How to complete this task. Only lines with the word "recipe" belong in the answer; copy them from the records below.

App and web page records.
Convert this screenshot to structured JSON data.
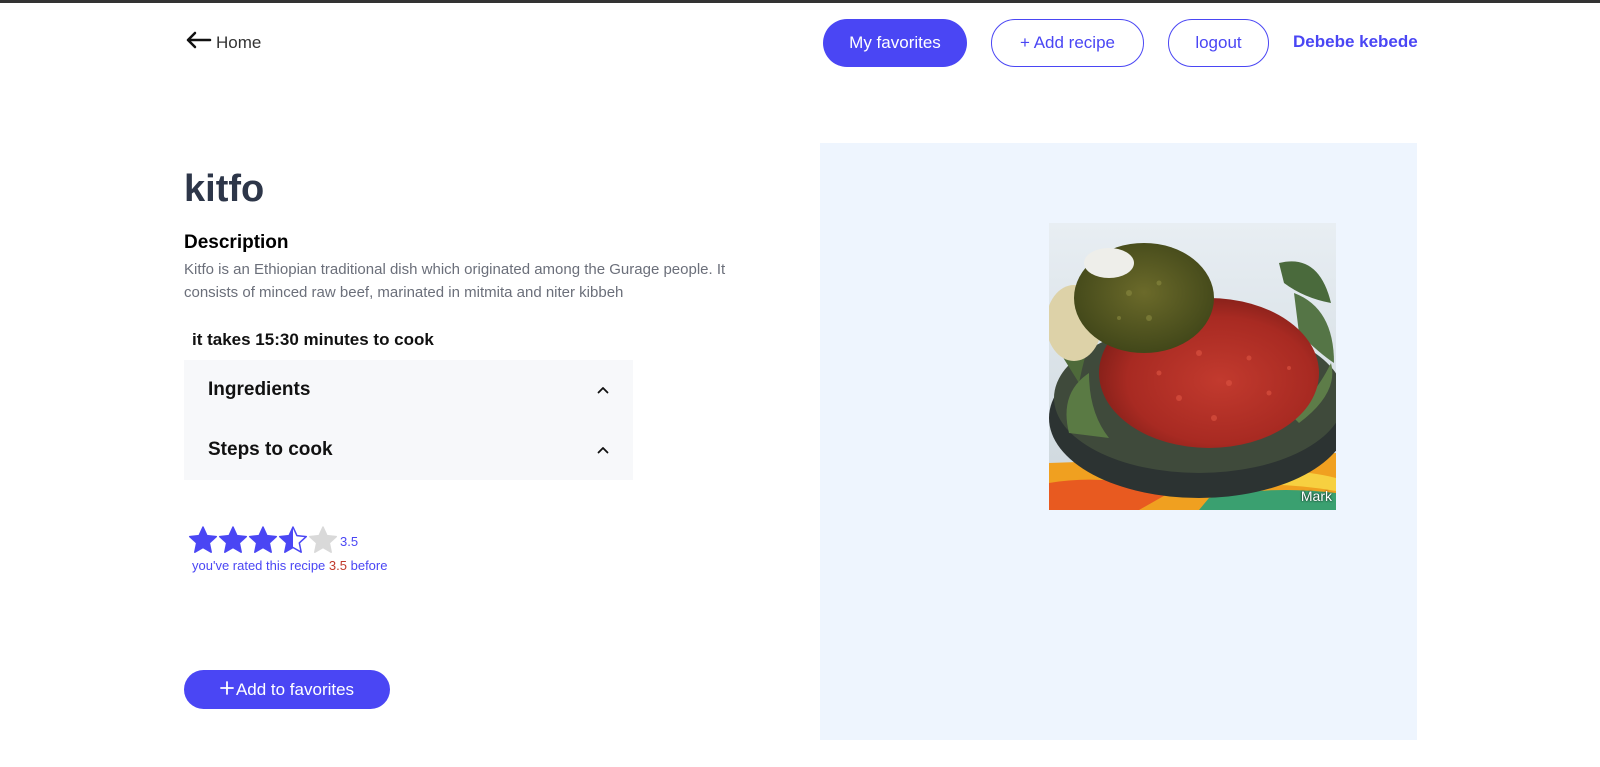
{
  "header": {
    "home_label": "Home",
    "my_favorites_label": "My favorites",
    "add_recipe_label": "+ Add recipe",
    "logout_label": "logout",
    "user_name": "Debebe kebede"
  },
  "recipe": {
    "title": "kitfo",
    "description_heading": "Description",
    "description": "Kitfo is an Ethiopian traditional dish which originated among the Gurage people. It consists of minced raw beef, marinated in mitmita and niter kibbeh",
    "cook_time_text": "it takes 15:30 minutes to cook",
    "sections": [
      {
        "label": "Ingredients"
      },
      {
        "label": "Steps to cook"
      }
    ],
    "rating": {
      "value": 3.5,
      "max": 5,
      "display": "3.5",
      "note_prefix": "you've rated this recipe",
      "note_value": "3.5",
      "note_suffix": "before"
    },
    "add_to_favorites_label": "Add to favorites",
    "image_watermark": "Mark"
  },
  "colors": {
    "accent": "#4a46f4",
    "panel_bg": "#eef5fe",
    "accordion_bg": "#f7f8fa",
    "star_empty": "#d9d9d9",
    "rated_number": "#c0392b"
  },
  "icons": {
    "home": "arrow-left-icon",
    "accordion": "chevron-up-icon",
    "add": "plus-icon",
    "rating": "star-icon"
  }
}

Task result.
    "add_recipe_label": "+ Add recipe",
  "recipe": {
      "note_prefix": "you've rated this recipe",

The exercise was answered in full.